Parents-to-be Kurt and Martha just want the best for their baby. They’re not afraid of hard work, but not all ways of making money can be justified...... PROOF OF VACCINATION REQUIRED FOR ENTRY
As we all know, in this day and age of increasing cost of living rises, unaffordable house prices, wages rising slower than inflation, it’s simply not easy for a young couple at the lower end of the income scale to get ahead in the world, no matter how hard they work. And when you are reduced to one income due to pregnancy…
Parents-to-be Kurt and Martha just want the best for their baby. Neither is afraid of hard work but their income is not enough to live the way social media or television advertisements proclaims ought to be the ‘norm’.
The pram, as advertised on TV and recommended on Facebook, doesn’t come cheap and all the myriad bits and bobs for looking after your baby that are considered a ‘must’ can stretch any budget. So when Kurt’s boss offers him a chance to make some easy money with a mysterious side job, he jumps at the chance.
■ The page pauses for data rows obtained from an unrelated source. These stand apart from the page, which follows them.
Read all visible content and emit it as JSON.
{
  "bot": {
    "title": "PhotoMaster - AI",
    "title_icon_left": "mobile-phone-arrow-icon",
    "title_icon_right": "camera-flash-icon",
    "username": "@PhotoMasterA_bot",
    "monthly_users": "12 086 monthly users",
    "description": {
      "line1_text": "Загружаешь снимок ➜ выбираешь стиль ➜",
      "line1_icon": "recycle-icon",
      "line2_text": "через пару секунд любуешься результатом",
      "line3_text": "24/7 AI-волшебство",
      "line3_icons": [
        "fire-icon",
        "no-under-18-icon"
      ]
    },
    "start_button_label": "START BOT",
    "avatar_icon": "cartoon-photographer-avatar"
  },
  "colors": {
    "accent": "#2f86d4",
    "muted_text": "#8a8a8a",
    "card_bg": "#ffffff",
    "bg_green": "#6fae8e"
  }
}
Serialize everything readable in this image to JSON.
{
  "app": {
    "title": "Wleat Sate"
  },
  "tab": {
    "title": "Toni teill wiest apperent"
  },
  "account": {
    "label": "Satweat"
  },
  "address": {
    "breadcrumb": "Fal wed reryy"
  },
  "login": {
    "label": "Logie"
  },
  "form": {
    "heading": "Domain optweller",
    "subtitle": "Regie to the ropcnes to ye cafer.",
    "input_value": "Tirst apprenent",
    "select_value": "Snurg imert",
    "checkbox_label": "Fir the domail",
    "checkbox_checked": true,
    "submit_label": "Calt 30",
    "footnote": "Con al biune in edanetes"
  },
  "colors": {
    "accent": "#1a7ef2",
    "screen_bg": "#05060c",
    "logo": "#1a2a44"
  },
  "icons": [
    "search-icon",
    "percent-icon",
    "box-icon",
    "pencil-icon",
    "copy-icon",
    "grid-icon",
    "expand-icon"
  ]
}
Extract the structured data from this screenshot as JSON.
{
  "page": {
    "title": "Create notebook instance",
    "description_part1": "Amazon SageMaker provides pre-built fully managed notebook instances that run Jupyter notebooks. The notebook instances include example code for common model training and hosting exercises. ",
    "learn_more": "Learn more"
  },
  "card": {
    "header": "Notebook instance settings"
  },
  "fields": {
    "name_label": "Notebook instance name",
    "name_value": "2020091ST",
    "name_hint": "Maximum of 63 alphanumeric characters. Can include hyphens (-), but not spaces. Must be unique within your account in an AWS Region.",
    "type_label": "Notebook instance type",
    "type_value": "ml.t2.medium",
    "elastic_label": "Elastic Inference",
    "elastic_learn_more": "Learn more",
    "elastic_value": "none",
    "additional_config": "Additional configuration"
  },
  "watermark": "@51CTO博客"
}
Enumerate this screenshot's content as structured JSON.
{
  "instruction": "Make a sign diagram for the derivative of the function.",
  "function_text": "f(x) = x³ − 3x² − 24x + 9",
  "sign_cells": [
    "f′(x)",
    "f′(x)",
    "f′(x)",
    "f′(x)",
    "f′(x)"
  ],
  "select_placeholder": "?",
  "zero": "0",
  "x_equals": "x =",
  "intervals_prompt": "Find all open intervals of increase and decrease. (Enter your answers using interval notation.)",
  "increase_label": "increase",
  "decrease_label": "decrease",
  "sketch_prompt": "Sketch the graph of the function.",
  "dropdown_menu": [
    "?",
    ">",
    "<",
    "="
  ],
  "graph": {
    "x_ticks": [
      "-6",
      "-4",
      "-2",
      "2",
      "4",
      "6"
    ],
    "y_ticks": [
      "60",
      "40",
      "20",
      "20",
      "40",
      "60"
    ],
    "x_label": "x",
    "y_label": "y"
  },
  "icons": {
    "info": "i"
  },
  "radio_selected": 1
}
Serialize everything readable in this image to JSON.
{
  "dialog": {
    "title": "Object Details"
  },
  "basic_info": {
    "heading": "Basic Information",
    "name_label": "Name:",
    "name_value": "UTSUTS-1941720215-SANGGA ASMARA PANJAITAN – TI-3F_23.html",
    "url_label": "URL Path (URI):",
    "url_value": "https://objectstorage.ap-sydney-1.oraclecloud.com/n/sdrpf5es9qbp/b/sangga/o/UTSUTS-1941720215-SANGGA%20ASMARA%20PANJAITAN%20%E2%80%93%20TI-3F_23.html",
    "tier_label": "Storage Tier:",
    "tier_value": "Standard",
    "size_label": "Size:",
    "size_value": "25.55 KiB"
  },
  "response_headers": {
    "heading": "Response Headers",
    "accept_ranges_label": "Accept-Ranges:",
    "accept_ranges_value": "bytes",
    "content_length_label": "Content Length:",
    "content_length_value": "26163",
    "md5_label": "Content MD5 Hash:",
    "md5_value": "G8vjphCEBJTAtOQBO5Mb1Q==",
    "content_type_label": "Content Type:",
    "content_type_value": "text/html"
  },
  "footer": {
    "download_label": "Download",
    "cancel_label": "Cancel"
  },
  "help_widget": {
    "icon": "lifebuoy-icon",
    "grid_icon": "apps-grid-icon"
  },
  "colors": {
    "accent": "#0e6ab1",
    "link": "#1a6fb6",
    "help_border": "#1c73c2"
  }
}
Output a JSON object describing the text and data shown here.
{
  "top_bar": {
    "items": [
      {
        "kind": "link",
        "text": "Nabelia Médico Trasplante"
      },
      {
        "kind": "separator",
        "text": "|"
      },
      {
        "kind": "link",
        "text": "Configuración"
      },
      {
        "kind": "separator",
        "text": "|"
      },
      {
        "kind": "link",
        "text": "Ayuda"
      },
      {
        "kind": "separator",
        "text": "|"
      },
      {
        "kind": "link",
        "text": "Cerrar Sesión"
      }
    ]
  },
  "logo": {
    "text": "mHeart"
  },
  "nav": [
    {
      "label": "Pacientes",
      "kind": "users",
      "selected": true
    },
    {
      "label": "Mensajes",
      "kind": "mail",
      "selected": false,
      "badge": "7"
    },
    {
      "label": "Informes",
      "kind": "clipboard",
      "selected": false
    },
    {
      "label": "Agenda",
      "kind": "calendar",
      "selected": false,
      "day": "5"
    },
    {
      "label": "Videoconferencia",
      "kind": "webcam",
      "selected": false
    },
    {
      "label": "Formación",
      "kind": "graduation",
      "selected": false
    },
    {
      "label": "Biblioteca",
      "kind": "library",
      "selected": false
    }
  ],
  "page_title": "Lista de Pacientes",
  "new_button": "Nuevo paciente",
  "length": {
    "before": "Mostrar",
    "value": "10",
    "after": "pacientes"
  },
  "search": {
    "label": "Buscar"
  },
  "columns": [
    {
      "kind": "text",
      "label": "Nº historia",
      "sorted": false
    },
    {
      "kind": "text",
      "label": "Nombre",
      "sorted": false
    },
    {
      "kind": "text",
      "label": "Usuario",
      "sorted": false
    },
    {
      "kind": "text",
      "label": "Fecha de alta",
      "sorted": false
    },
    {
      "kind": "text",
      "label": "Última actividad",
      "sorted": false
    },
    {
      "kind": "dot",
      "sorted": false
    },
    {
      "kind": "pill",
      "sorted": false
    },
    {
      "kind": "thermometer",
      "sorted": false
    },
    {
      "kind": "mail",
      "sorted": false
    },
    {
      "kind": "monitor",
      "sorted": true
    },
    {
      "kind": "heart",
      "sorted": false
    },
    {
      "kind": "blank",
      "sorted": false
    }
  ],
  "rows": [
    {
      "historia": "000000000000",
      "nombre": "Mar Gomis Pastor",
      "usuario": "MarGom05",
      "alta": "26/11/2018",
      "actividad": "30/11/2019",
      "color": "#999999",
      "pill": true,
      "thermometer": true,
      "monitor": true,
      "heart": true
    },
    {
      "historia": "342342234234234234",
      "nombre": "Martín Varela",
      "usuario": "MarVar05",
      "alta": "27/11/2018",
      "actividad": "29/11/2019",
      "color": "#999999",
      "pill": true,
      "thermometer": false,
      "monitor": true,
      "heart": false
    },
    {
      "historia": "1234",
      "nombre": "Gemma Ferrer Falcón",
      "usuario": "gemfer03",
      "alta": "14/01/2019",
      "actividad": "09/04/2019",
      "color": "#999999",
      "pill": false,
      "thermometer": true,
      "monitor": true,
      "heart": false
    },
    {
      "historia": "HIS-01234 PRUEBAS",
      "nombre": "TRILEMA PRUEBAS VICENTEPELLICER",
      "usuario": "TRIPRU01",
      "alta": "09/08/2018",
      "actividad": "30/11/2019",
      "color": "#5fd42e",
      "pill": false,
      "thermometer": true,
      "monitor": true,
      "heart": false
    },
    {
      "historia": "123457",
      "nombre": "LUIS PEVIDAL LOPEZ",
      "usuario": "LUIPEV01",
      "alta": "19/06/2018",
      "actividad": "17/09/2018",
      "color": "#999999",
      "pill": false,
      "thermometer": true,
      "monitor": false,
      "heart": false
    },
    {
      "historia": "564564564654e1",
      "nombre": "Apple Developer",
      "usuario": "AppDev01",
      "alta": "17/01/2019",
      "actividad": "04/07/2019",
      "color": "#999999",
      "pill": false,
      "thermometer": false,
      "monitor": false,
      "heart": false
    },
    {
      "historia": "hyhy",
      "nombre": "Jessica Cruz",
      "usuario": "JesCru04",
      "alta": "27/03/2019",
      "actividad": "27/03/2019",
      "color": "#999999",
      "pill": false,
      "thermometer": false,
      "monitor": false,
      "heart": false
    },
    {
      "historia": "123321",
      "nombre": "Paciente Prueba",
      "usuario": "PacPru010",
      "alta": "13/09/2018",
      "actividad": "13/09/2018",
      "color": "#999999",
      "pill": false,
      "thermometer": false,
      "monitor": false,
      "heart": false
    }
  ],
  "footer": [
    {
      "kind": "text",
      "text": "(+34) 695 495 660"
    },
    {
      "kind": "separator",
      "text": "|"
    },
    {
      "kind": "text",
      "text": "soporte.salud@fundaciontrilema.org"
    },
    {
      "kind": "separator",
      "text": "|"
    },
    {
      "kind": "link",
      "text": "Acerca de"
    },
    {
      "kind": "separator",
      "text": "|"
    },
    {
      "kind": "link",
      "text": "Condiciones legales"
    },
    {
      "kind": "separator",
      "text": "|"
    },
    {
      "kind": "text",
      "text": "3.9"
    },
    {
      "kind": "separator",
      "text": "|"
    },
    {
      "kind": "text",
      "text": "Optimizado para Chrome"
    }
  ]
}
Wouldn’t you?
This fable about the moral and environmental cost of our materialistic nesting instincts, was written by Franz Xaver Kroetz, one of the most distinguished living German playwrights, actors and film directors, and translated by Conor McPherson, a noted playwright himself.
“Kroetz is an exceptional dramatist” – Guardian
“Conor McPherson is the finest playwright of his generation” – The Daily Mail
“The Nest is an unflinching play about the corrosive effects of poverty. It is a parable about toxic waste by Franz Xaver Kroetz, Germany’s most often performed contemporary playwright.”- The Observer
From the director, Joh Hartog:
This will be my last production at the Bakehouse Theatre. Its lamentable demise marks the end of the theatre which has been my theatrical home for several decades and where I have staged about 30 plays since 2005. My unbridled thanks go to the two rocks that have kept this theatre going for so long and for so little monetary reward: Pamela Munt and Peter Green. It is their kind of dedication that keeps this important artistic avenue open.